It’s no wonder then that the most common question I’m asked is ‘how do I find readers for my blog’.

As with all of the topics we’re looking at this week, how to find readers is something that will vary from blog to blog significantly. But if I had to identify a top 5 things that I’ve learned on the topic over the last 5 years I’d summarize it like this:

1. Know Who You Want to Attract

When I was a younger single guy a wise friend gave me a valuable piece of advice for finding a life partner. He said – ‘Darren, write a list of what you’re looking for in a partner’. He went on to explain that when you define what you want in life you’re more likely to spot it when it comes by your way.
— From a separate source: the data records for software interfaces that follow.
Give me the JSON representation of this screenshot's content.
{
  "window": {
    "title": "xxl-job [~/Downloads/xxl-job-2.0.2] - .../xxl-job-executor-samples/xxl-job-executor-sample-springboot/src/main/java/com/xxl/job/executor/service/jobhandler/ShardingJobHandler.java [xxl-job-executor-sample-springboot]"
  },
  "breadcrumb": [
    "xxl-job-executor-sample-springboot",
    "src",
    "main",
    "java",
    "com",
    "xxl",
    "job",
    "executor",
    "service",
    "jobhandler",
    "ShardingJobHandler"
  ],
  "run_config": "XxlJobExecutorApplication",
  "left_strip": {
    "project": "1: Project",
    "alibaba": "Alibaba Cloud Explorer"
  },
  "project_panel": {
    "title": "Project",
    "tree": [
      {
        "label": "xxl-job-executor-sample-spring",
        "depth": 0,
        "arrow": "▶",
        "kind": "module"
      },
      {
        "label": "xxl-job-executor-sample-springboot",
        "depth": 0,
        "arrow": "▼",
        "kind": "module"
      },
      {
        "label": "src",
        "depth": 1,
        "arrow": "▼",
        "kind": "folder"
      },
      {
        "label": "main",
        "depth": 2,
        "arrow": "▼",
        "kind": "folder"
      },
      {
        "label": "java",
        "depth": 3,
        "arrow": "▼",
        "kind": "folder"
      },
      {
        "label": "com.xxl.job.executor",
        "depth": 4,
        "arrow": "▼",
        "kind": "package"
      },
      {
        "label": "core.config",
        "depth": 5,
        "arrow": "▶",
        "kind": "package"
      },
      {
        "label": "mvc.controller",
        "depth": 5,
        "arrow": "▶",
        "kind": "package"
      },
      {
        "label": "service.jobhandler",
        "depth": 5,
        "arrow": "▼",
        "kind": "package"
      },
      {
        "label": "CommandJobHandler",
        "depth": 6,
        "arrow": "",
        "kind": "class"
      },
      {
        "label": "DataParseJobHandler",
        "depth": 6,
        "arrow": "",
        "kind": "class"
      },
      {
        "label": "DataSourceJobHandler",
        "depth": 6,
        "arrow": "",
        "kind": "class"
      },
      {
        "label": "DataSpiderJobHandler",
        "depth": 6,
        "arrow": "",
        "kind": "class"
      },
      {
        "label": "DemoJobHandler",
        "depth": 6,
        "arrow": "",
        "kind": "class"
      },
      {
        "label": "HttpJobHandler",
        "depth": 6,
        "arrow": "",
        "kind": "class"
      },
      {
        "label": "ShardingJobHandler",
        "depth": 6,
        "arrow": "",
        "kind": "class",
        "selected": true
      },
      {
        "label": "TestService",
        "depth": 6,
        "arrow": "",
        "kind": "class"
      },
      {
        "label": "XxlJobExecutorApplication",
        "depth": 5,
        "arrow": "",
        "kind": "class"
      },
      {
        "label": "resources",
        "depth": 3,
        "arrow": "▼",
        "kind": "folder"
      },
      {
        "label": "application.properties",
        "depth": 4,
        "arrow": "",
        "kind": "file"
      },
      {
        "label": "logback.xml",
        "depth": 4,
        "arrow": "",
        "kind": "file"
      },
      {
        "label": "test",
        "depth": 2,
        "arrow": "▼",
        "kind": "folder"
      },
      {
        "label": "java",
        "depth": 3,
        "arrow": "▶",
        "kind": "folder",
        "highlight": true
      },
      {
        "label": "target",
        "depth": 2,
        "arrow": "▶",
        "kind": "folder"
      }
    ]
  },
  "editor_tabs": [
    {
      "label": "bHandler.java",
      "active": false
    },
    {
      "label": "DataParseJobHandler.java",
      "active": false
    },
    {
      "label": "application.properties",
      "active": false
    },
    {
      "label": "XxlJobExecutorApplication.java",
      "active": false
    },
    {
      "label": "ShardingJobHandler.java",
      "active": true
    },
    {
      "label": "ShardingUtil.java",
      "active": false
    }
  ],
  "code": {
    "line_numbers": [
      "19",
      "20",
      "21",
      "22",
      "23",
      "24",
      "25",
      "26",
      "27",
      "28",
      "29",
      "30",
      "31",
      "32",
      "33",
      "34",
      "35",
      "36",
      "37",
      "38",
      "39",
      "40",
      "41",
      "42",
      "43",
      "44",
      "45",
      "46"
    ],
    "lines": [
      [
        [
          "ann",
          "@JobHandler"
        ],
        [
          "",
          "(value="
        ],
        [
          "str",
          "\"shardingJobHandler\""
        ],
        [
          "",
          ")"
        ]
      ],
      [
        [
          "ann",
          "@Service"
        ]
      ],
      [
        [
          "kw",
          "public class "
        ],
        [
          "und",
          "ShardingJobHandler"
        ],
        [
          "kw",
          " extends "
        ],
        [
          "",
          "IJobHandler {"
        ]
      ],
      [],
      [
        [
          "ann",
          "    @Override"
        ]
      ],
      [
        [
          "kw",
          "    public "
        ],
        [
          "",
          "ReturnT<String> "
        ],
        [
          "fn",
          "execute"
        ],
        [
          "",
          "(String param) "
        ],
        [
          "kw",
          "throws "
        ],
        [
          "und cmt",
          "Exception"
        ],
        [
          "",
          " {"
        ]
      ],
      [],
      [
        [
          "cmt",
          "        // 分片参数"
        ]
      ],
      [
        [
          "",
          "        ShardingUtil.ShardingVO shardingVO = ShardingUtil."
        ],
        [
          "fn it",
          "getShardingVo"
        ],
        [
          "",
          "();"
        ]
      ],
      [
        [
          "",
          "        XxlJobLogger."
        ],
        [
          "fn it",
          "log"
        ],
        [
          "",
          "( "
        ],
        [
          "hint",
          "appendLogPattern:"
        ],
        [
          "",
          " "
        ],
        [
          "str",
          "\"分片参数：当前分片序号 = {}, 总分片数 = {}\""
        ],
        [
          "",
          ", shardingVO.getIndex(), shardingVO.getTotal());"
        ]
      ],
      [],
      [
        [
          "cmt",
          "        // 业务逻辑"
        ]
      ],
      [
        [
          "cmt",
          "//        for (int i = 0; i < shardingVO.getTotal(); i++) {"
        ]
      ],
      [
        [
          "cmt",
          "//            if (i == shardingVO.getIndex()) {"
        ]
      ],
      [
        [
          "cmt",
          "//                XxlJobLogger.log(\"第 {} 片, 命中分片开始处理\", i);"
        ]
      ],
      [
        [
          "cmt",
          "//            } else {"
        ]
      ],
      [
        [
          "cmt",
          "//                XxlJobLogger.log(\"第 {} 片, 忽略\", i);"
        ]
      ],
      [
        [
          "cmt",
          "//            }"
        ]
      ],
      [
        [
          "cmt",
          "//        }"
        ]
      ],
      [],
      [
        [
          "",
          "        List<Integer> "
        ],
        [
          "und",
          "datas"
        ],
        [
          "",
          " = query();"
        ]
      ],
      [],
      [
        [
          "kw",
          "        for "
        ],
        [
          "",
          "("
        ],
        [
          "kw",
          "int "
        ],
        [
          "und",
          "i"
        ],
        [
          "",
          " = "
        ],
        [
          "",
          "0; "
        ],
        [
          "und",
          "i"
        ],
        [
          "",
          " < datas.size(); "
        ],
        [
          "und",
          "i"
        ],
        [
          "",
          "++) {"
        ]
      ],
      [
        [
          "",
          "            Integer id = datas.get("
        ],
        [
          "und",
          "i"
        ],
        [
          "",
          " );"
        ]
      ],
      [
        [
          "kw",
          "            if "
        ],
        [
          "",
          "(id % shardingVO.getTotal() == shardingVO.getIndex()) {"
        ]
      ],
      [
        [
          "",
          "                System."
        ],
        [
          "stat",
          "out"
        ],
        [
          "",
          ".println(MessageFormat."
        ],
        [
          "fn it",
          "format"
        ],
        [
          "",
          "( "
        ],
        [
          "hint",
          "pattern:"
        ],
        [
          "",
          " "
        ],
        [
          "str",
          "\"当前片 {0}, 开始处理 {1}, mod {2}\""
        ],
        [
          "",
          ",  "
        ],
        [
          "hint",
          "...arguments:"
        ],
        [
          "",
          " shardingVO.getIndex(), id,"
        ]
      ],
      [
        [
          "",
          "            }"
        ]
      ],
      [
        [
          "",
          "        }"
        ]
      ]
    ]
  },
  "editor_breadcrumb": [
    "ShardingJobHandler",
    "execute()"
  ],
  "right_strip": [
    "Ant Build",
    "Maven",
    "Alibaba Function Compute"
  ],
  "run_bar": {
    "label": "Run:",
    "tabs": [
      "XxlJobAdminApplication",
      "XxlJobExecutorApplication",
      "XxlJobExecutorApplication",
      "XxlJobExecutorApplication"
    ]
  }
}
You’ll also be more likely to know where to go looking for it. Read more on defining what type of reader you want and going after them.

While I’m not sure my friend would have expected his advice to turn up in a post about how to attract readers to your blog – I think there’s some truth to it. I wish now that I’d spent more time in the early days of blogging thinking about my reader (or potential reader).

2. Build Community

While I will always argue that quality content is essential in drawing readers to your blog I am increasingly convinced that one way to build your readership is to create spaces that people will want to belong to.

Build an interactive space where people feel empowered to add their comments, give readers jobs, give them homework, make your readers famous and create spaces where you step back and let your readers take the lead in showing their expertise and you’ll build a blog that people will want to be a part of and a space that your readers will promote for you. [Read more...]

Place Your Blog on a ‘Busy Intersection’

Steve Remington wrote a good post today that uses the metaphore of roads and intersections to think about blogs. It’s an image that caught my imagination a little. He writes:

“Think of your blog as a virtual business on a road. Your best chance of success is not sitting out in the middle of cyberspace where nobody can find you. Landing your blog in the middle of downtown or on an intersection somewhere will give you many more readers and potential clients.”

Read his full post at Blogs Are Roads; Intersections

I like the imagery of the metaphor and think that there’s some real truth in it. A blogger who simply works on their own blog and doesn’t work to put themselves ‘out there’ on a busy intersection will limit the potential of their blog even if they write great content.

Positioning yourself on a busy intersection or ‘downtown’ means getting involved in your niche, building relationships with other bloggers and becoming part of the places in your niche where the most action is happening.